This hands-on class will deepen your understanding of swing guitar. We will examine the guitar styles of Freddie Green, Eddie Lang, Django Reinhardt and Oscar Aleman and will utilize elements from each player. Plan to expand your chord knowledge, learn how develop thoughtful accompaniment practices, play energetic chord solos and add some “hot” guitar licks into your vocabulary. (Find this class in the Fiddle Week Schedule)

This class focuses on how to play powerful bluegrass rhythm guitar. We will work on alternating-bass styles of playing as well as using bass runs and other motion within the chords to accent your vocals or the instrumentalists you’re playing with. In addition to these basic building-block techniques, we will learn the rhythm accompaniment part to one bluegrass song or tune each day. The class will present songs/tunes that allow you to see the rhythm patterns that work effectively in most of the first-position chord families. We will also discuss how to use a capo to get the song in a key to fit your voice. All levels of participants are welcome. Familiarity with guitar chords and knowledge of guitar tablature is helpful, but not required. Participants are encouraged to bring recording devices to class and also encouraged to participate in the Bluegrass Jam that Ed will lead every afternoon, as a way to reinforce the techniques learned in class as well as learn additional songs/tunes.

This course will delve into more advanced forms of bluegrass guitar rhythm playing. In addition to learning our way around the standard “boom-chuck” bass note and strum patterns that form the foundation of bluegrass rhythm guitar, we will explore more advanced moving bass lines, substitute chords and inversions, and even some basic three-note swing rhythm patterns to put some extra “sock” into your playing. Along the way, we’ll highlight the concepts of harmonic theory and how to select chords and chord patterns to strengthen the guitar’s support of the vocalist and instrumentalist. Familiarity with flatpicking and guitar chords, along with knowledge of guitar tablature is highly recommended. While tablature will be provided for most techniques and songs covered in class, participants are strongly encouraged to bring recording devices to class as a memory aid, as we will be covering some fairly challenging material.
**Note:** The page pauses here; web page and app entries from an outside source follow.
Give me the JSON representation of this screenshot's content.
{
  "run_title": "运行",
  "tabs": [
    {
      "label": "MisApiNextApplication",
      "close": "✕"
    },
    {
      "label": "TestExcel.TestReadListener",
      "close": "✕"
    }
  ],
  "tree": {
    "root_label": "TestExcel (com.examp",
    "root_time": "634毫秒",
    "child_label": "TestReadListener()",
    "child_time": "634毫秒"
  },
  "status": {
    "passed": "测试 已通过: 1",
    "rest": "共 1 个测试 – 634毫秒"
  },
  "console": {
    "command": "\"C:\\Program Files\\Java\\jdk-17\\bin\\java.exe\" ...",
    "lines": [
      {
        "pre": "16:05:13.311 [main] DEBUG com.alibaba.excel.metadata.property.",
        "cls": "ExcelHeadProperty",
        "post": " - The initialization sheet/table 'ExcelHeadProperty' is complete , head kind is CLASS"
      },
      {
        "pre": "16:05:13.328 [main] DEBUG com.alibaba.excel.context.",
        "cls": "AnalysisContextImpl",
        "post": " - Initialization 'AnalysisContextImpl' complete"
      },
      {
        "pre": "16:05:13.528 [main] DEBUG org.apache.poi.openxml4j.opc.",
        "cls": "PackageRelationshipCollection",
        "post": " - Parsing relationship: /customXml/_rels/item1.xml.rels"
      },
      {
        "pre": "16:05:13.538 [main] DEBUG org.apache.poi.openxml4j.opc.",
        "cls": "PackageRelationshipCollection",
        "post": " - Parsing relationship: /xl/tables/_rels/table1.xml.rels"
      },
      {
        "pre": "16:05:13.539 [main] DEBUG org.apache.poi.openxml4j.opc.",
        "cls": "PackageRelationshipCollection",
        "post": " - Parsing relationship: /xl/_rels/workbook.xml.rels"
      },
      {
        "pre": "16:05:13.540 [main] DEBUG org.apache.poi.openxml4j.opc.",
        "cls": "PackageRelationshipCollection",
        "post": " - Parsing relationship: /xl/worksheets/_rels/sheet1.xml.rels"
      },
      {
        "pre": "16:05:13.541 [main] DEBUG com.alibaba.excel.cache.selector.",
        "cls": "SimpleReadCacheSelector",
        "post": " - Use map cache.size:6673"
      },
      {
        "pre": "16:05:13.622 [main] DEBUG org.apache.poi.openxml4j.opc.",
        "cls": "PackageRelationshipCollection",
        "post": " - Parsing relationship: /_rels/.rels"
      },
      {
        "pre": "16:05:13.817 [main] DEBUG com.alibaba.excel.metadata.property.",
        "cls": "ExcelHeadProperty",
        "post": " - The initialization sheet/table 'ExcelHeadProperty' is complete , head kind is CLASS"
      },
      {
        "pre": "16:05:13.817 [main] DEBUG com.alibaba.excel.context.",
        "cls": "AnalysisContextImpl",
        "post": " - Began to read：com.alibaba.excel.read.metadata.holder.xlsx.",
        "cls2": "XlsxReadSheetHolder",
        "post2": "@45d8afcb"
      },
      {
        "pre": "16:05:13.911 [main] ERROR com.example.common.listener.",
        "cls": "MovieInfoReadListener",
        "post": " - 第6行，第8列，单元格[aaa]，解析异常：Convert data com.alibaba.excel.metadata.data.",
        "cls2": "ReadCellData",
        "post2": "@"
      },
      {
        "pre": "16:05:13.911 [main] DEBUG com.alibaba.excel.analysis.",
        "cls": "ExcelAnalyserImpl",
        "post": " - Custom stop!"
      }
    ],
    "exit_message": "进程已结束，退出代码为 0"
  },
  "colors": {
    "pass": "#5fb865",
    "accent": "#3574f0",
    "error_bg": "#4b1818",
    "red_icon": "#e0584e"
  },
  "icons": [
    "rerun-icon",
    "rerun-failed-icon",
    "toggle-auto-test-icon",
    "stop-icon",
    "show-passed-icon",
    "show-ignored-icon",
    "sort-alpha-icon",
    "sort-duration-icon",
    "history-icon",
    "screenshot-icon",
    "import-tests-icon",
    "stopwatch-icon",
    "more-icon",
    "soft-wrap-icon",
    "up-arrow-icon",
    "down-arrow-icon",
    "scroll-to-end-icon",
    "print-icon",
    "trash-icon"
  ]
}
This class will cover the basic skills essential to providing good session guitar accompaniment. Conducted in standard tuning, a number of the concepts could also be applied to other tunings. The student will learn basic chord shapes, modal chords, chord inversions, and a variety of progressions for effective accompaniment in the principal keys used in Irish music. We will focus on jigs and reels, with detours for other dance tune forms and perhaps a song or two, but it’s worth mentioning that many of these skills can also be applied to other musical genres and styles. Classes will be taught mainly by ear. Students are encouraged to bring an audio recorder, pen and notebook.



Other Events

In the last hour before supper, Ed will lead a non-threatening bluegrass jam for all levels and instruments. Come have fun channeling your inner Bill Monroe! (No class limit)

During the last hour before supper, there will be a special class time for students of any skill level to form bands, along with students from Fiddle Week. With the guidance of instructors, band members arrange and rehearse with the option of performing at the Student Showcase on Friday evening. (Sign up for band sessions at first band meeting time, no advanced registration required.)

Throughout the week we will feature several fine luthiers displaying instruments, including bowmaker Roger Treat, violin maker Joe Thrift and mandolin builders Max & Lauri Girouard.

Master luthier Lynn Dudenbostel will be offering his repair services throughout the week. Contact him through his website for his rates: